Your objective
Report each line of the data that contains the string "from".

Dataset rows for apps and sites
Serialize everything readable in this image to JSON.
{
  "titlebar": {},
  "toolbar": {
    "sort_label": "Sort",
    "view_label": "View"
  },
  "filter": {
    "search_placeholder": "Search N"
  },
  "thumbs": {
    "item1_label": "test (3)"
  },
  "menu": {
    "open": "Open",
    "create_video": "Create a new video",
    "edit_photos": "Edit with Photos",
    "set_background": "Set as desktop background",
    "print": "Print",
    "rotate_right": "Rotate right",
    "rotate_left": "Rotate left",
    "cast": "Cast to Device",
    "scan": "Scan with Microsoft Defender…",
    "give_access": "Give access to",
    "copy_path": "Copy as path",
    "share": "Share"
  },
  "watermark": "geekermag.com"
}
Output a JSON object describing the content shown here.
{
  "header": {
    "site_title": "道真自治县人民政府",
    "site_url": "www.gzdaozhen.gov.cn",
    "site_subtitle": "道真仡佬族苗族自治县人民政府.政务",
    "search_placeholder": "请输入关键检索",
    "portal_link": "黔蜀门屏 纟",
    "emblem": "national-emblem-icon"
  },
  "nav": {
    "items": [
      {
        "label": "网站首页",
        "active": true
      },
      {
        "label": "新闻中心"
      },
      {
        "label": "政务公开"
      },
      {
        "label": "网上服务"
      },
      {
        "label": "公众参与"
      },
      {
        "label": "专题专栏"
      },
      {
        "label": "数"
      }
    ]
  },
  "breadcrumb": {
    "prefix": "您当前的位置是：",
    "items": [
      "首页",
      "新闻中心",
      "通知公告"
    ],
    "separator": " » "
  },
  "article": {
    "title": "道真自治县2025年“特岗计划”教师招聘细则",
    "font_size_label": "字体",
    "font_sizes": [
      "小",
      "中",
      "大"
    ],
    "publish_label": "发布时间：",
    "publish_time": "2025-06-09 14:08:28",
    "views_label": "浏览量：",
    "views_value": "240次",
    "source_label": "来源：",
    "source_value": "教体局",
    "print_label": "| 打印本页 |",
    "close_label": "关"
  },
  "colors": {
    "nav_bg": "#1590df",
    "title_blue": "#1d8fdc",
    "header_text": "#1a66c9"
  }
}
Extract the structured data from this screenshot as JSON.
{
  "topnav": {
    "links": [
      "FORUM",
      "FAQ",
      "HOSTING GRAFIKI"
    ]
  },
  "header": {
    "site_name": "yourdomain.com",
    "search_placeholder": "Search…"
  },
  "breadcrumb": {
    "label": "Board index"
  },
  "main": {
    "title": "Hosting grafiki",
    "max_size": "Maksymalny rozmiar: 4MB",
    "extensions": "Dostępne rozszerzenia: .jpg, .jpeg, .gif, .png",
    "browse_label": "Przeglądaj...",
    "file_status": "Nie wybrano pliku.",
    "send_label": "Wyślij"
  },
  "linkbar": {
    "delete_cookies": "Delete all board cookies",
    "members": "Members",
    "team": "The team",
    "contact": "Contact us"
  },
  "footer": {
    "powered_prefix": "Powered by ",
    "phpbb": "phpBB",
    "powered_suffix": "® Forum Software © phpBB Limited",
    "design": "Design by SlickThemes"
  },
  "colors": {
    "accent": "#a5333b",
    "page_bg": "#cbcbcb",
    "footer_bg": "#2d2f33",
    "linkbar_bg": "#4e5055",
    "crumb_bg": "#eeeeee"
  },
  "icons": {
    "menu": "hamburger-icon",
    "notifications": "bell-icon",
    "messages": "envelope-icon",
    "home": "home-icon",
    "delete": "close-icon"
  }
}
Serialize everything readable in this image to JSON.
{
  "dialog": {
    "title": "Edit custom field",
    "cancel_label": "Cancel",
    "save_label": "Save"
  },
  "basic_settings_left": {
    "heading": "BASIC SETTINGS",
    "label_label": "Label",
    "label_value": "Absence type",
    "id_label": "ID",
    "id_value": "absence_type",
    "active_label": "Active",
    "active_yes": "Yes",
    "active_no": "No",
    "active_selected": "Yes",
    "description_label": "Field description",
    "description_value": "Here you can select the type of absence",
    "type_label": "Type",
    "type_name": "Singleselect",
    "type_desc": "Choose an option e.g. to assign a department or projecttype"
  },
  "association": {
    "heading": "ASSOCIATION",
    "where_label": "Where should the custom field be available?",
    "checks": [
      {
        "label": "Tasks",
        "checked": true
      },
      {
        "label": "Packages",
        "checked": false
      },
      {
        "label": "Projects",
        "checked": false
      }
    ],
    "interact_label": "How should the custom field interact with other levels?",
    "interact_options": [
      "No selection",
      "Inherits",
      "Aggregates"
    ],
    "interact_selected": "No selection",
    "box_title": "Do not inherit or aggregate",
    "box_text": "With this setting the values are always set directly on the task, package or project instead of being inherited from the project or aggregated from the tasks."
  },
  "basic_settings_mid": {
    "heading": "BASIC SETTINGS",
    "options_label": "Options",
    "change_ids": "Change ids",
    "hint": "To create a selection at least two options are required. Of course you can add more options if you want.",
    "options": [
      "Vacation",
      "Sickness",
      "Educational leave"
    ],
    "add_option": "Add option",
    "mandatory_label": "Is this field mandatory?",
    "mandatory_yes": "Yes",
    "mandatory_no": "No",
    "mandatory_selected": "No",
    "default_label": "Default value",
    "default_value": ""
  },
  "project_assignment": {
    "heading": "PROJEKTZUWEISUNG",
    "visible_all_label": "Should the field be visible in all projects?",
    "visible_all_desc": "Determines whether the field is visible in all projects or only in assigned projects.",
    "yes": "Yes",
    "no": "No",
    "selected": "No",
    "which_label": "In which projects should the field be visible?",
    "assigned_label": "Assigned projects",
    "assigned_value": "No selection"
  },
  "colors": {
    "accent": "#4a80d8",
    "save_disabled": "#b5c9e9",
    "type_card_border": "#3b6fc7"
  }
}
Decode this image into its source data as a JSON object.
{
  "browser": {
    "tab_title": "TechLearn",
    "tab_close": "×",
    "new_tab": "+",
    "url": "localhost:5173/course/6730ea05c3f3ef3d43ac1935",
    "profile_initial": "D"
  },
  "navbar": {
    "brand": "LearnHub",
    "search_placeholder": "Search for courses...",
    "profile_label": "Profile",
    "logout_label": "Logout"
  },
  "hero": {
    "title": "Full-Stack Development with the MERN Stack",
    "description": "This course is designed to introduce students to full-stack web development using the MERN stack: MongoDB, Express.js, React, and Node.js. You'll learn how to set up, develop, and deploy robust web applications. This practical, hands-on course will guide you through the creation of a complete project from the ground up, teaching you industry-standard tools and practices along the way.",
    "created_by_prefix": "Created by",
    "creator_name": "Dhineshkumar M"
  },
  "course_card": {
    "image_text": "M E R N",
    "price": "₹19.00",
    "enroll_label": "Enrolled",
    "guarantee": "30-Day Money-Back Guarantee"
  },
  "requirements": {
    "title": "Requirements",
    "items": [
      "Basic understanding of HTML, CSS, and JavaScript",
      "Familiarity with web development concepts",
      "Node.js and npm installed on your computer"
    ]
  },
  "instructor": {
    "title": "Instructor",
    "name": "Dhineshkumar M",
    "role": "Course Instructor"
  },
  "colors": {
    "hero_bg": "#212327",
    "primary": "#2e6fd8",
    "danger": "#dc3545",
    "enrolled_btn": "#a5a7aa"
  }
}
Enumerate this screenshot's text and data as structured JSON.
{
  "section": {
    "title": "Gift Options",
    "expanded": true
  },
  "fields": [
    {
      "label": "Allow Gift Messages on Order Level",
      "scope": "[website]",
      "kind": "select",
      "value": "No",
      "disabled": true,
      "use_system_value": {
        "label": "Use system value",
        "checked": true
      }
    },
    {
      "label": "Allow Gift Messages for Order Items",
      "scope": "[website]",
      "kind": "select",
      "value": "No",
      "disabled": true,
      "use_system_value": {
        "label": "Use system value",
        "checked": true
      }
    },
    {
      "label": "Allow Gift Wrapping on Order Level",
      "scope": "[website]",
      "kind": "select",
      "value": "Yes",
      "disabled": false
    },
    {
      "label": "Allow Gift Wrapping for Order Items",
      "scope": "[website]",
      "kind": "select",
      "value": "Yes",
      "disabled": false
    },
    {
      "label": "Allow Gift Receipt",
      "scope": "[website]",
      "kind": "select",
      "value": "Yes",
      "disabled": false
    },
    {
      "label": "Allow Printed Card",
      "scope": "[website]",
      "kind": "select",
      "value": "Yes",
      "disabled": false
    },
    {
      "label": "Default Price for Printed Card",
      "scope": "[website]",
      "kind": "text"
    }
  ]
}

Result of the exercise
Extract the structured data from this screenshot as JSON.
    "box_text": "With this setting the values are always set directly on the task, package or project instead of being inherited from the project or aggregated from the tasks."
    "description": "This course is designed to introduce students to full-stack web development using the MERN stack: MongoDB, Express.js, React, and Node.js. You'll learn how to set up, develop, and deploy robust web applications. This practical, hands-on course will guide you through the creation of a complete project from the ground up, teaching you industry-standard tools and practices along the way.",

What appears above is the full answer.